Essentially the most popular and debatable stream that they did was the episode with the physio, Adam Meakins where they talked about what exactly manual treatments are and what effects they have plus more exactly what Adam thinks about which it doesn’t accomplish, which explains why he is certain it “sucks”. Additionally, they touched on themes including subluxed cuboids, pelvic equilibrium, trigger points as well as palpation pareidolia. A number of prior episodes with other guests have been pro manual treatments and this chat ended up being absolutely an anti-manual treatment show. Considered collectively these episodes will provide those a great report about the advantages and disadvantages of the misunderstandings for and against the usage of manual treatment in clinical practice. Plenty of this is dependant on the standard of the research and just how you prefers to spin that data to support what you may or might not believe in. Adam Meakins is a physical therapist in the United Kingdom in which he works as an expanded Scope Practitioner in both the NHS and the private sector situated in and about Hertfordshire, England. Adam runs the Sports Physio site plus a number of courses of instruction for physiotherapists. Adam is known for a notable social media profile, commonly arguing manual therapies subjects.

Why foot problems in those with diabetes need to be treated seriously?

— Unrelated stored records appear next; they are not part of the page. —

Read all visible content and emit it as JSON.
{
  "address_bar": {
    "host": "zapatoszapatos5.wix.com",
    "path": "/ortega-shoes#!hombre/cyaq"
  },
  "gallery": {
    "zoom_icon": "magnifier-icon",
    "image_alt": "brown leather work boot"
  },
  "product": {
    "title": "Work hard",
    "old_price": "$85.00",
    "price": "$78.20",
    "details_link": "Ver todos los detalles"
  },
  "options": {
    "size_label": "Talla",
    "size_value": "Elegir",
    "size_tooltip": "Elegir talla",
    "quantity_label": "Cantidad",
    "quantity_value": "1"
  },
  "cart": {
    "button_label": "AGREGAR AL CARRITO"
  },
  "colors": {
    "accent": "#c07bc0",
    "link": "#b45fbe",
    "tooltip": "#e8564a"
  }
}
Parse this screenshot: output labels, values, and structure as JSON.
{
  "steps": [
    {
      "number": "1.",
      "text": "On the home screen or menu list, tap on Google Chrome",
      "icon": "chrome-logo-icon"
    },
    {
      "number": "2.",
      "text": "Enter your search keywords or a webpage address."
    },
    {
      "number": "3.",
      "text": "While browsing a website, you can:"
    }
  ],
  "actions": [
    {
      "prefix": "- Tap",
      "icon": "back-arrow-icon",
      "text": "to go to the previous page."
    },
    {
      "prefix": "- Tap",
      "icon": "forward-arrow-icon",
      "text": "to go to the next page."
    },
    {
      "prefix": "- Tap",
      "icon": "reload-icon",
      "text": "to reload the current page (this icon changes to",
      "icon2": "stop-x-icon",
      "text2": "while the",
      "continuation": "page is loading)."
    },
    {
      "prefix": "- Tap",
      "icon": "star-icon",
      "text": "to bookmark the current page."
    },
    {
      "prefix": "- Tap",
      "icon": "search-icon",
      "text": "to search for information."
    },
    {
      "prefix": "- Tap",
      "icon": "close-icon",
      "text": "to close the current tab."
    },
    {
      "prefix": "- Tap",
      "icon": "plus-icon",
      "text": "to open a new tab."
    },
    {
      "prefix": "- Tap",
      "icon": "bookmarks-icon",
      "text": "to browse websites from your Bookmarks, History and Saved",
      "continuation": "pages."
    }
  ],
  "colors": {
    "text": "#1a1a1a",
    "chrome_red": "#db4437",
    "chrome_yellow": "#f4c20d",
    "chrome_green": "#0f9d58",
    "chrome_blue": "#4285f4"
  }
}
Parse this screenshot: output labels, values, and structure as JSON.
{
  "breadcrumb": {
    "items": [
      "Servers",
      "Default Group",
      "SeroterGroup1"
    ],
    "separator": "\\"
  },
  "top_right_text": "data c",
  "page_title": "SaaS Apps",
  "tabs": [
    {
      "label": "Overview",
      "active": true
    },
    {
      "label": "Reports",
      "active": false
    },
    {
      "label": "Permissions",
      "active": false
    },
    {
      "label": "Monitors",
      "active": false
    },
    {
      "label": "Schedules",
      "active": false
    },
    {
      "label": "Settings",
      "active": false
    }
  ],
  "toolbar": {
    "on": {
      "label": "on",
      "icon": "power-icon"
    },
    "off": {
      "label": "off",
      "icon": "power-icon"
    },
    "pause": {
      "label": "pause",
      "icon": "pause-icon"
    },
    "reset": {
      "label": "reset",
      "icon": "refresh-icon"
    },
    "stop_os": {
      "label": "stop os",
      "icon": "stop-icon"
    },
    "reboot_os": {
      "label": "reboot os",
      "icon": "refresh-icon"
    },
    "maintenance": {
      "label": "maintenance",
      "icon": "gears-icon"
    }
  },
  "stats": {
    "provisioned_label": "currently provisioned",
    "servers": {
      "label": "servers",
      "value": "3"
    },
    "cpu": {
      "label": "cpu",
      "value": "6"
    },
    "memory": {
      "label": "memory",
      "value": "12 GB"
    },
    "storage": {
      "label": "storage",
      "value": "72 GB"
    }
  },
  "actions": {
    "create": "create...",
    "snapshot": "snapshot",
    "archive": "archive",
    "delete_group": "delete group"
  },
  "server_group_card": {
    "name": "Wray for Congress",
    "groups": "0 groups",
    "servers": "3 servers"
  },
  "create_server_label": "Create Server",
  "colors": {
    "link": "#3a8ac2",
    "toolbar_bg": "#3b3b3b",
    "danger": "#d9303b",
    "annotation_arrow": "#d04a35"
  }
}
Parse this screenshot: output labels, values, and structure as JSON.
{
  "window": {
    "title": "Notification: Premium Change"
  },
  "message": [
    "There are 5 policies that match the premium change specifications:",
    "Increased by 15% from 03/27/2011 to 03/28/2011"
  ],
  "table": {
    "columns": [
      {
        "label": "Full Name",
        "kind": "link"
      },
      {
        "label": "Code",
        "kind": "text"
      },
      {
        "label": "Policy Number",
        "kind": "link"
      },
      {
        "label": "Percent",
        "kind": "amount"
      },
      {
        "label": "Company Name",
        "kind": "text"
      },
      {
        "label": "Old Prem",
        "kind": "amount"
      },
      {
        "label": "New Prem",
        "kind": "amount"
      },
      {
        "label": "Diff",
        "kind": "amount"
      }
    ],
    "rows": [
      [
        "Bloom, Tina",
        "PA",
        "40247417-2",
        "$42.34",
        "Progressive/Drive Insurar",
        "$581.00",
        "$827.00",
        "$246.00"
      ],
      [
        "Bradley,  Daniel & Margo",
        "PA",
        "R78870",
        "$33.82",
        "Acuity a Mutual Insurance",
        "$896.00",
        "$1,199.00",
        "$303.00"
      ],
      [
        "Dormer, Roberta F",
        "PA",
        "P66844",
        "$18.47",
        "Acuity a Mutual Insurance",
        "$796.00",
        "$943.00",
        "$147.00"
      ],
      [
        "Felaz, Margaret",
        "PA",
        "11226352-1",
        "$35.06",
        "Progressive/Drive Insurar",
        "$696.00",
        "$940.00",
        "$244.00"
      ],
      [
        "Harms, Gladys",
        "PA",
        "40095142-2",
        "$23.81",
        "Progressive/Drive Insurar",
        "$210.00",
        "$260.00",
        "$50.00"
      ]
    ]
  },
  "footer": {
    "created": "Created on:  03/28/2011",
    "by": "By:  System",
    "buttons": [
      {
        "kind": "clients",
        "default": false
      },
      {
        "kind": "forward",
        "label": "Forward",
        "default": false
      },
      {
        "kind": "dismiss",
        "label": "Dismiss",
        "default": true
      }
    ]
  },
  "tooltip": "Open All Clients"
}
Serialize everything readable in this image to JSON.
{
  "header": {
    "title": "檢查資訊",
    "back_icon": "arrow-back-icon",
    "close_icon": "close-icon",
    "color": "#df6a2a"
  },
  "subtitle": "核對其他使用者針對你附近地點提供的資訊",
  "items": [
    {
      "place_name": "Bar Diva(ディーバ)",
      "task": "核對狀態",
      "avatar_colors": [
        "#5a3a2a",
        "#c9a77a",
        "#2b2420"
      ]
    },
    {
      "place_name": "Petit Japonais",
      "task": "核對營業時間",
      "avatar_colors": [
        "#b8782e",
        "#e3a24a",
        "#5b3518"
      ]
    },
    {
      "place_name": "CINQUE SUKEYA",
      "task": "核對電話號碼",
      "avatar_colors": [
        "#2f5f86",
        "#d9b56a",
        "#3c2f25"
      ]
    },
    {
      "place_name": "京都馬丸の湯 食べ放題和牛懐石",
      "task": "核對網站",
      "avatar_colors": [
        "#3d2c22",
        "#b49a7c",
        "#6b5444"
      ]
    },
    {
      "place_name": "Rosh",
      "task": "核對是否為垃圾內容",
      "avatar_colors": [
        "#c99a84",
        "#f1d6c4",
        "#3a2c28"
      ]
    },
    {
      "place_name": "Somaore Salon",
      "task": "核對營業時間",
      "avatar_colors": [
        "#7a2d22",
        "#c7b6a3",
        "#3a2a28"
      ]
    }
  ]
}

Diabetes has become an issue for society and problems of the foot make up a considerable cost of this dilemma. An entire edition of the podiatry livestream, PodChatLive was not long ago devoted to dealing with this. PodChatLive is a live chat that goes out live on Facebook and then will get published to YouTube as well as other podcast websites. In this episode about the diabetic foot the hosts, Craig Payne and Ian Griffiths talked with David Armstrong, DPM, PhD that is just about the most well-known podiatrist in relation to diabetes concerns. During the chat they talked about exactly how the worlds diabetic human population is 3rd only to China and India in total numbers. Additionally, they brought up that during the length of this live of PodChatLive alone a total of 198 foot and leg amputations would have happened around the world. In addition, in that time 565 people would have died through complications connected with diabetes mellitus. These kinds of figures are astonishing. They described what we should as Podiatrists may attempt to do about it and how we must be a little more proactive to assist this problem. They talked about the way you connect with and coach our patients and what his procedure for neuropathic analysis is, and just how Diabetic foot lesions aren't unlike training overload injuries.

David Armstrong DPM, PhD is a Professor of Surgery at the University of Southern California. David has a Masters of Science in Tissue Repair and Wound Healing from the University of Wales College of Medicine and a PhD at the University of Manchester College of Medicine, in the UK. He is the organizer in addition to co-Director of the Southwestern Academic Limb Salvage Alliance (SALSA). He has published in excess of 500 peer-reviewed scientific publications in numerous academic medical publications as well as more than eighty book chapters. He is also co-Editor for the American Diabetes Association’s (ADA) textbook, Clinical Care of the Diabetic Foot, currently in its third edition. David is expertly capable of talk over diabetic foot problems.